Le titre est fondé, Les plus belles chansons est une compilation que tout amateur de variété française se doit de posséder ! Jugez plutôt : Alain Souchon, Benabar, Christophe Mae, Johnny Halliday, Grégoire, Julien Clerc, Cali… pour ne pas tous les citer se sont donnés rendez-vous sur ce CD + DVD. Autant dire le meilleur de la Variété et de la Pop hexagonales en audio et en vidéo, un must !
The best French pop songs and videos of year 2009
The Hyde Park concert, filmed two days after Brian Jones' death. Described as 'a major event in English social history'. [Digitally Remastered Audio]
Peter Weir's haunting and evocative mystery is set in the Australia of 1900, a mystical place where the British have attempted to impose their Christian culture with such tweedy refinements as a girls' boarding school. After gauzily-photographed, nicely underplayed scenes of the girls' budding sexuality being restrained in Victorian corsets, the uptight headmistress (Rachel Roberts) takes them on a Valentine's Day picnic into the countryside, and several of the girls, led by the lovely Miranda (Anne Lambert) decide to explore a nearby volcanic rock formation. It's a desolate, primitive, vaguely menacing place, where one can almost feel the presence of ancient pagan spirits. Something – and there is an unspoken but palpable emphasis on the inherent carnality of the place – draws four of the girls to explore the rock. Three never return. No one ever finds out why. The repercussions for the school are tragic, and of course Roberts reacts with near-crazed anger, but what really happened? Weir gives enough clues to suggest any number of explanations, both physical and supernatural.
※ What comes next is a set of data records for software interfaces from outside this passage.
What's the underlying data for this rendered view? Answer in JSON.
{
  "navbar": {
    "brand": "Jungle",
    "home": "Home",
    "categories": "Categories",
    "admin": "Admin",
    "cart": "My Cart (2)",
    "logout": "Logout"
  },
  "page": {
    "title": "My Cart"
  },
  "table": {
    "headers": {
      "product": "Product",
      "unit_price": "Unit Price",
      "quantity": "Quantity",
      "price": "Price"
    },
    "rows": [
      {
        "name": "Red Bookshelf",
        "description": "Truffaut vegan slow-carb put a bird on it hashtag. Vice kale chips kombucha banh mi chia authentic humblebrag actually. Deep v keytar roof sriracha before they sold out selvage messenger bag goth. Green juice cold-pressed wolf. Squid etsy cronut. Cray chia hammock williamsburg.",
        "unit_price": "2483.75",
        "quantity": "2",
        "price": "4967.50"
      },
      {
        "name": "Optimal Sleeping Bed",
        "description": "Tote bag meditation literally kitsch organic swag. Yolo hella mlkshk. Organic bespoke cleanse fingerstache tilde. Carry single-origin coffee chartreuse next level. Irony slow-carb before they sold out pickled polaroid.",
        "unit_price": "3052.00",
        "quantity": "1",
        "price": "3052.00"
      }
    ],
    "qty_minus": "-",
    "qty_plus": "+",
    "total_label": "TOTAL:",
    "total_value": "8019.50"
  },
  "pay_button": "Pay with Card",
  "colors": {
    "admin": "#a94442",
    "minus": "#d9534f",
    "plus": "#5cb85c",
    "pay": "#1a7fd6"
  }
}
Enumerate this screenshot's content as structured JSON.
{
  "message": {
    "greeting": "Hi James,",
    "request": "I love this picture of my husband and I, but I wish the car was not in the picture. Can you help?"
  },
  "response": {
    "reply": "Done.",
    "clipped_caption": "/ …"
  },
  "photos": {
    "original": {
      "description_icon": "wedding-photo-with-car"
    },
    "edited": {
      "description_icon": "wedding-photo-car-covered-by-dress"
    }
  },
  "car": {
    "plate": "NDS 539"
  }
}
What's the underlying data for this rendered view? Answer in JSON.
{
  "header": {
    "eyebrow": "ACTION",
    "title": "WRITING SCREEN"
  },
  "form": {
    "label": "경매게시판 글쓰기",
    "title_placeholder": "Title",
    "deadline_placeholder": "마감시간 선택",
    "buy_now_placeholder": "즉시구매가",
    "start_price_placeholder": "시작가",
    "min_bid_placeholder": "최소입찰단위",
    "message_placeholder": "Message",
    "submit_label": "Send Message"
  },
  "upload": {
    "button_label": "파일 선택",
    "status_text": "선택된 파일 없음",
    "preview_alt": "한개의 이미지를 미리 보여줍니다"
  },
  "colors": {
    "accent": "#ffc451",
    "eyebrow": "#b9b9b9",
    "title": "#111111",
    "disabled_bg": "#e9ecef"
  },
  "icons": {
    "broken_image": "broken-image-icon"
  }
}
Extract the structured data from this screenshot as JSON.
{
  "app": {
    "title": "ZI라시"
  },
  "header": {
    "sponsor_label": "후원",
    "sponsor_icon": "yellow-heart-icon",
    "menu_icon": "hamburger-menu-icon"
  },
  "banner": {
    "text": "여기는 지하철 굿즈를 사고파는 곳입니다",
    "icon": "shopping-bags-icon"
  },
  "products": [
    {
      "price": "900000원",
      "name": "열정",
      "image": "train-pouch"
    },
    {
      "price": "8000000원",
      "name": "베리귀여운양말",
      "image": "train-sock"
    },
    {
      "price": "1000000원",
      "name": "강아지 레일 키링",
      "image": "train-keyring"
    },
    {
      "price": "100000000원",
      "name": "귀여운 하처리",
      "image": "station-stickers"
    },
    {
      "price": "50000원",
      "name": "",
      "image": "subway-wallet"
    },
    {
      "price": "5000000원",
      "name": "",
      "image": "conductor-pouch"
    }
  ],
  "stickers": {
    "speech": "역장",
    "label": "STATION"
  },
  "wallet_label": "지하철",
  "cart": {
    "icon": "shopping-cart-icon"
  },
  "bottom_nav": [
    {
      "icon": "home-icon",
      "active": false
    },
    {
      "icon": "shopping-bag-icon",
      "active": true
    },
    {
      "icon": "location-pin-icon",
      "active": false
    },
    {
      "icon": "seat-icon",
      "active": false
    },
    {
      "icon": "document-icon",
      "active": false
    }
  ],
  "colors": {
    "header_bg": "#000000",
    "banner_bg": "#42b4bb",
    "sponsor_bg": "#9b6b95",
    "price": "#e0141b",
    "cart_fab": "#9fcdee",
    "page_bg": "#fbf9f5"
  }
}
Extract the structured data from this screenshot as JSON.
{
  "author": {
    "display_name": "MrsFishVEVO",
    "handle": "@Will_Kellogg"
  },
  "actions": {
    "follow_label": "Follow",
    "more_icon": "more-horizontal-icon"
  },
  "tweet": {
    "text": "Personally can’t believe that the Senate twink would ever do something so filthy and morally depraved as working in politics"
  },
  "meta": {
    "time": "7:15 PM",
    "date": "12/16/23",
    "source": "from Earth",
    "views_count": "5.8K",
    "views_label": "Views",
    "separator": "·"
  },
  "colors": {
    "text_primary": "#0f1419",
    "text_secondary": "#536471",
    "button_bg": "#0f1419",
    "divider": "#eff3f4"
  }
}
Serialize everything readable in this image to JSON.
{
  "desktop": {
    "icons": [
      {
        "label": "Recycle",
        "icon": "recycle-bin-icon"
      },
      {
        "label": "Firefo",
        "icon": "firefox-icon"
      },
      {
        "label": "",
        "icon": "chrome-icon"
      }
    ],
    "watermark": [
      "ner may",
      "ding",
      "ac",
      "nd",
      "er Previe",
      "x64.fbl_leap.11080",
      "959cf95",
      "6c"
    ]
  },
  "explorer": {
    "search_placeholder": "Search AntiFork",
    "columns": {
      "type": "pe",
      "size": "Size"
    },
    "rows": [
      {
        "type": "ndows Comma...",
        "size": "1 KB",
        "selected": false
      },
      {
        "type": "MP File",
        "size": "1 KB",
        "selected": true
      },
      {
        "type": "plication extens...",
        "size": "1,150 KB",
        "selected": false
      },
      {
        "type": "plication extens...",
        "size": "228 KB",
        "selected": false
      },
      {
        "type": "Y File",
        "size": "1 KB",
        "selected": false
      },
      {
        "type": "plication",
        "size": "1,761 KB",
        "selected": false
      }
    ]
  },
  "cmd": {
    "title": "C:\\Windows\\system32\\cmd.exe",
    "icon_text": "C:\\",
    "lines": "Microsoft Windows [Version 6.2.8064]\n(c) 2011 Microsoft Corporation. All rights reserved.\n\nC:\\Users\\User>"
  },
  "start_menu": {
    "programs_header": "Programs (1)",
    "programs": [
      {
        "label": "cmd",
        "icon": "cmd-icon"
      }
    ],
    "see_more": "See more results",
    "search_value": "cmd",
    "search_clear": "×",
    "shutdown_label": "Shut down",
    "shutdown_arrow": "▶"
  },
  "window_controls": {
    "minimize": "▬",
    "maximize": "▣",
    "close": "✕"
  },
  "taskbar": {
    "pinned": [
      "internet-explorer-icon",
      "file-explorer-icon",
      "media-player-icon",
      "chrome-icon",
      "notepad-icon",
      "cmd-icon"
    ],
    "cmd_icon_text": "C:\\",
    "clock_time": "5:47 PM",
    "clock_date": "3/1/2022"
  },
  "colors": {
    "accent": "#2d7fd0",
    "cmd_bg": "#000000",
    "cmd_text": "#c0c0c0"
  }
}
The production started with Riff Markowitz envisioning the initial concept and then inviting a room full of creative friends to a spaghetti and champagne 'brainstorming' dinner party in his double suite at the Windsor Arms Hotel in Toronto. Markowitz directed the brainstorming session while his assistant Roger John Greco made notes of everything said.
A quirky sketch comedy series that included some genuine educational content among the humor, the show's cast included Billy Van, Fishka Rais, Guy Big, Mitch Markowitz, Vincent Price, and Julius Sumner Miller. Van played most of the characters on the show.